|| AFP ||
New Zealand's Mumbai-born spinner Ajaz Patel on Friday called his four wickets on day one of the second Test against India as "special" but said the job is only half done.
Mayank Agarwal's unbeaten 120 led India to 221-4 with Patel being the lone wicket-taker for New Zealand on a weather-affected day.
The 33-year-old Patel migrated to New Zealand with his parents as an eight-year-old in 1996 and went on to represent the Kiwi senior team in 2018.
Life has come full circle for the left-arm spinner who returned figures of 4-73 from his 29 overs.
"This is what dreams are made of. To be out here and to go up there and pick up four wickets in the first day is pretty special," Patel told reporters.

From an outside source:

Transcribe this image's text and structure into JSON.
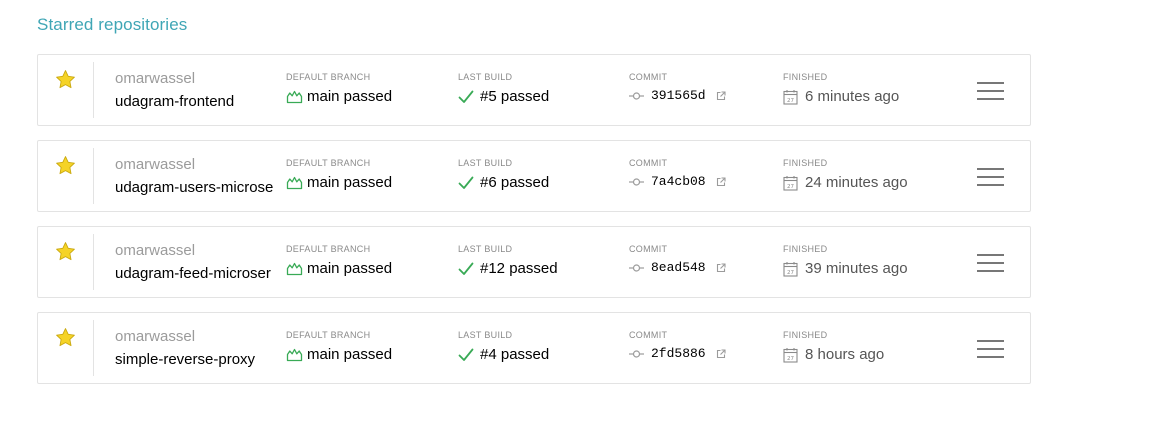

"At the same time the job is only half done, so we need to turn up tomorrow and work hard for the last wickets.
"It is obviously quite evenly poised at the moment with India still having six wickets in hand. But we have done well to get inroads into their line-up."
Patel struck twice in one over to get the big wickets of Cheteshwar Pujara and skipper Virat Kohli for ducks to put India in trouble at 80-3.
But Agarwal hit back with his fourth Test century and even attacked Patel in an otherwise memorable day for the spinner playing in his 11th Test match.
"The reality of Test cricket is if you put the ball in good areas for long periods of time, you will see rewards," said Patel.
"It was my day today and I am very very lucky to be sitting here with four wickets and I am pretty happy about it, being in my home town at Wankhede it's quite special for me."
Patel got little help from the other end with the Kiwi fast bowlers having a rare off day and fellow spinner Rachin Ravindra, who caught a bug at the start of the day, going wicketless in his four overs.
"Poor Rachin came down with a bug this morning and he fought his way out there throughout the day, so pretty impressive from the young man to be able to stick it out and really shows his character," Patel said of his batting partner in the previous game when the two helped New Zealand to a draw.
"Tomorrow is a new day and we start fresh. Just about bowling in partnerships."
The Mumbai pitch, which took some time to dry after two days of unseasonal rain in the western port city, assisted the spinners and Patel capitalised.
"Definitely as a spinner you enjoy bowling with pace and bounce and obviously it's providing turn on day one," said Patel.
"Tomorrow's game plan is very simple. Try and restrict them as much as possible. Bowl lots of good balls."